Register for the Billing & 340B for Health Department...

Sexual health clinic sign
  • Community Engagement

How Do LHDs work with Retail Health Clinics and...

NACCHO is interested in learning how local health departments may be working...

Sep 24, 2021 | Jas Florentino

How Do LHDs work with Retail Health Clinics and...

TB Collaboration Case Study
  • Infectious Disease
  • Tuberculosis

New NACCHO Case Study Series Highlights LHD and Health...

NACCHO developed a series of three Case Studies to share insights into how how...

Sep 22, 2021 | Erin Laird

New NACCHO Case Study Series Highlights LHD and Health...

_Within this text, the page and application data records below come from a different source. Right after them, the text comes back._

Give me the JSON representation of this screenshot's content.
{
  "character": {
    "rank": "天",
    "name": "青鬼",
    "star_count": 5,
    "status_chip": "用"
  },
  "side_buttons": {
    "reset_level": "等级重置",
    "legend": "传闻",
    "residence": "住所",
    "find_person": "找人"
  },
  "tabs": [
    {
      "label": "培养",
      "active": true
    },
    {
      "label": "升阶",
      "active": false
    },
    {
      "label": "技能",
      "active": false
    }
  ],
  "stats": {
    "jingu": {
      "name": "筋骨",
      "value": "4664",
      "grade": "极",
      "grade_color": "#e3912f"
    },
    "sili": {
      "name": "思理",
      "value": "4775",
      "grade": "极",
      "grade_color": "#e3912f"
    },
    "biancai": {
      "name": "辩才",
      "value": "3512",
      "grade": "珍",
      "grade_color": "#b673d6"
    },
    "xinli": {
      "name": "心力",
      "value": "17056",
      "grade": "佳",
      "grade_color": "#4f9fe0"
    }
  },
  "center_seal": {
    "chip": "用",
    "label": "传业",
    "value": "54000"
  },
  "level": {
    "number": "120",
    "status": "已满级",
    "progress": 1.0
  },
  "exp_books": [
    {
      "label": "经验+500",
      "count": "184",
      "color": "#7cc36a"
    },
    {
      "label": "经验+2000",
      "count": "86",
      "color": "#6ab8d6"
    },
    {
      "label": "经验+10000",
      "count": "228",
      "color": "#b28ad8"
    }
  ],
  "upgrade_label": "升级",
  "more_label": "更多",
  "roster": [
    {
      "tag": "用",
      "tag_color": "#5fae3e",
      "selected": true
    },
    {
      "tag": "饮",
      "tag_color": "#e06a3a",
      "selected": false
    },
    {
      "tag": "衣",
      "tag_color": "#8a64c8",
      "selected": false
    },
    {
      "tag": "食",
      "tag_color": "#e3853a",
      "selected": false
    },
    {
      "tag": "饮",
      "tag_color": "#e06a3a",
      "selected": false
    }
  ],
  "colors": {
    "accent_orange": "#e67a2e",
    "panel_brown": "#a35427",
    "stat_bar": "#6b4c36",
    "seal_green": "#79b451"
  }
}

NACCHO color pms321
  • Funding Opportunity
  • Injury and Violence Prevention
  • Opioid Overdose Epidemic

Request for Applications: Implementing Overdose...

In this funding opportunity, NACCHO will award up to ten high-burden counties...

Sep 17, 2021 | Andrea Grenadier

Request for Applications: Implementing Overdose...

9 30 21 webinar web
  • Webinar
  • Immunization
  • Maternal, Child, & Adolescent Health

Panel Discussion: Working Together to Protect Our...

NACCHO President Lisa Macon Harrison, MHP, joins Unity Consortium for a panel...

Sep 16, 2021 | Beth Hess

Panel Discussion: Working Together to Protect Our...

Health in Justice Action Lab just launched a...

Health in Justice Action Lab developed a toolkit in response to the increasing...

Sep 16, 2021 | Jas Florentino

Health in Justice Action Lab just launched a...

NACCHO logo small version02 square N pms321

NACCHO Mentorship Program Applications Open: NEHA-FDA...

The National Environmental Health Association recently announced their...

Sep 16, 2021 | Jas Florentino

NACCHO Mentorship Program Applications Open: NEHA-FDA...

Cdc logo

CDC released Preliminary Data for Congenital Syphilis...

CDC’s presents preliminary congenital syphilis data for infants born in 2020.

Sep 16, 2021 | Jas Florentino

CDC released Preliminary Data for Congenital Syphilis...

September 16th image 2

NACCHO is a Planning Partner for the 2021 National...

NACCHO is a Planning Partner of the 2021 National Sexual Health Conference...

Sep 16, 2021 | Jas Florentino

NACCHO is a Planning Partner for the 2021 National...

Back to Top